Unix users can participate in GIMPS using precompiled clients or source code at Ernst Mayer's site and the manual testing forms at the PrimeNet server.

ongoing Windows 32
  Search for different kinds of prime numbers at Yves Gallot's Proth Search Page.

Submit new primes to the Top 5000 Primes list.

See the list of prime numbers that I've found.

ongoing Windows 32
  Help find factors of really big numbers at NFSnet.   ongoing Windows 32
  Help find new factors of Cunningham numbers at ECMNET. ongoing Windows 32
  Search for the next prime of the form n!+1 using primeform. ongoing Windows 32
  Find minimal equal sums of like powers using Euler2000, available on the download page. The client automatically downloads ranges of numbers to work on. ongoing Windows 32
Search for K-optimal lattice rules in GRISK.

The client will work behind a firewall if your firewall lets through traffic on port 5060/tcp, or if you have a SOCKS firewall. To run it behind a SOCKS firewall, run it with options like the following:

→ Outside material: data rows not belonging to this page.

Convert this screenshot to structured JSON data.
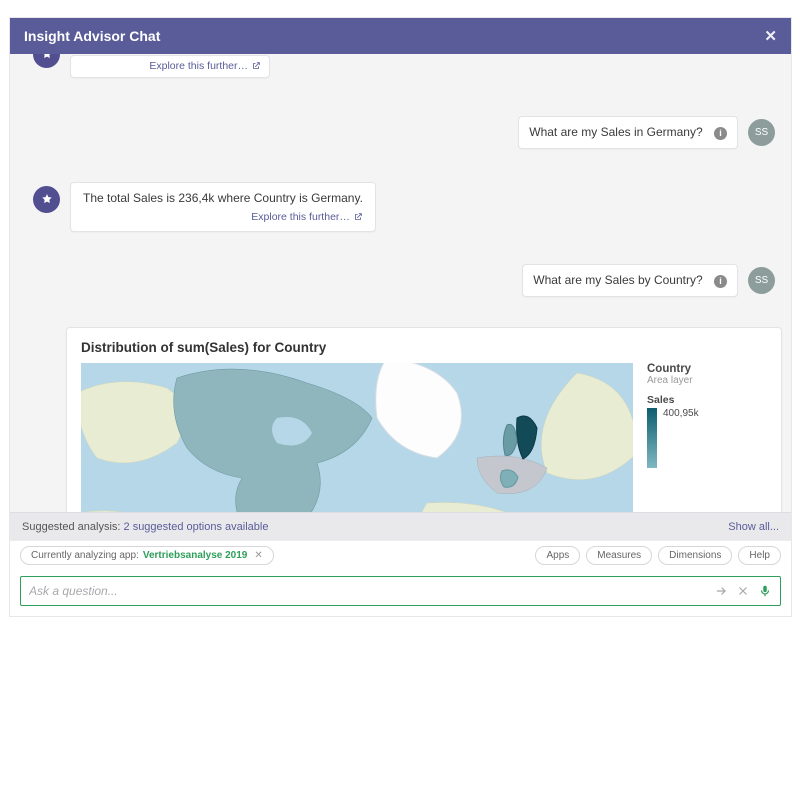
{
  "header": {
    "title": "Insight Advisor Chat"
  },
  "explore_label": "Explore this further…",
  "user_avatar": "SS",
  "messages": {
    "q1": "What are my Sales in Germany?",
    "a1": "The total Sales is 236,4k where Country is Germany.",
    "q2": "What are my Sales by Country?"
  },
  "viz": {
    "title": "Distribution of sum(Sales) for Country",
    "legend_title": "Country",
    "legend_sub": "Area layer",
    "measure": "Sales",
    "scale_max": "400,95k"
  },
  "suggest": {
    "prefix": "Suggested analysis: ",
    "link": "2 suggested options available",
    "showall": "Show all..."
  },
  "context": {
    "analyzing_prefix": "Currently analyzing app: ",
    "app_name": "Vertriebsanalyse 2019"
  },
  "chips": {
    "apps": "Apps",
    "measures": "Measures",
    "dimensions": "Dimensions",
    "help": "Help"
  },
  "input": {
    "placeholder": "Ask a question..."
  },
  "chart_data": {
    "type": "heatmap",
    "title": "Distribution of sum(Sales) for Country",
    "measure": "Sales",
    "dimension": "Country",
    "scale_max_value": 400950,
    "scale_max_label": "400,95k",
    "note": "Choropleth world map; darker teal = higher Sales. Exact per-country values not labeled; Finland/Sweden region and North America shaded."
  }
}
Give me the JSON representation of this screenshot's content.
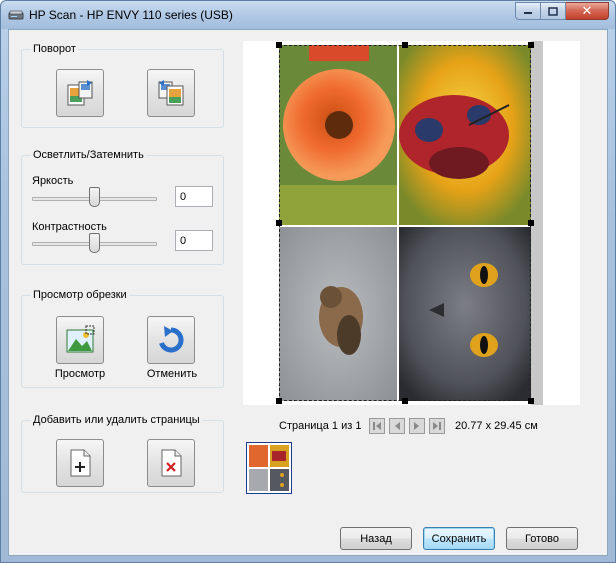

java -DsocksProxyHost=<host> -DsocksProxyPort=<port:default=1080> jistributed.JistributedClient

A Windows client is available as of November 6, 2000. A Macintosh client should be available soon. The client is available for many other Unix

The Delta=7 project was completed on November 15, 2000, and the Delta=8 project has now begun. variants, too.

d=8: 14.3% Windows 32
  Search for factors of 2^(2^61-1)-1, a double Mersenne number, in the MM61 project. Download and test the client, then email the project coordinator to reserve a range of numbers to test. ongoing: 1,524 ranges done, 496 to do Windows 32
  Find 3x+1 class records in the 3x+1 Problem project. This project attempts to find ever higher 3x+1 class records. The client, which will work on any PC/Windows platform, and the instructions for joining the project are here. Note: the client takes about 6 weeks to finish one block on a 400-MHz CPU.

See the project's progress.

ongoing Windows 32
  The pi(x) project calculates pi(x), for very large values of x. It most recently calculated pi(x) for x=2*1021. You can contribute to the calculations for pi(x) for x=2*1022.

Version 1.3 of the client is available as of December 10, 2000.

ongoing: 71% Windows 32
electric sheep logo
The electric sheep project uses an xscreensaver module to display an animated fractal flame while rendering frames for the next animation. It is designed for users with Unix and Linux systems who can compile source code and with high-bandwidth, always-on Internet connections. It doesn't seem to work through firewalls.

See example images of fractal flames.

ongoing Linux
Distributed Human Projects
Participate in Mindpixel, a project in which you can help teach an artificially intelligent computer program to think more like a human by asking it questions. ongoing: 312,681 mindpixels N/A
Distributed Proofreaders Help proofread electronic texts for Project Gutenberg at the Distributed Proofreaders Site for Project Gutenberg.

Texts available for second-round proofreading:
  In the Heart of Africa by Sir Samuel White Butler
  T. Tembarom by Francess Hodgson Burnett

ongoing N/A
Help NASA mark craters on images of Mars.

Note: this web-based project requires you to have Netscape 6, Mozilla, or Internet Explorer version 5 or greater.

65,991 craters marked and 17,233 craters classified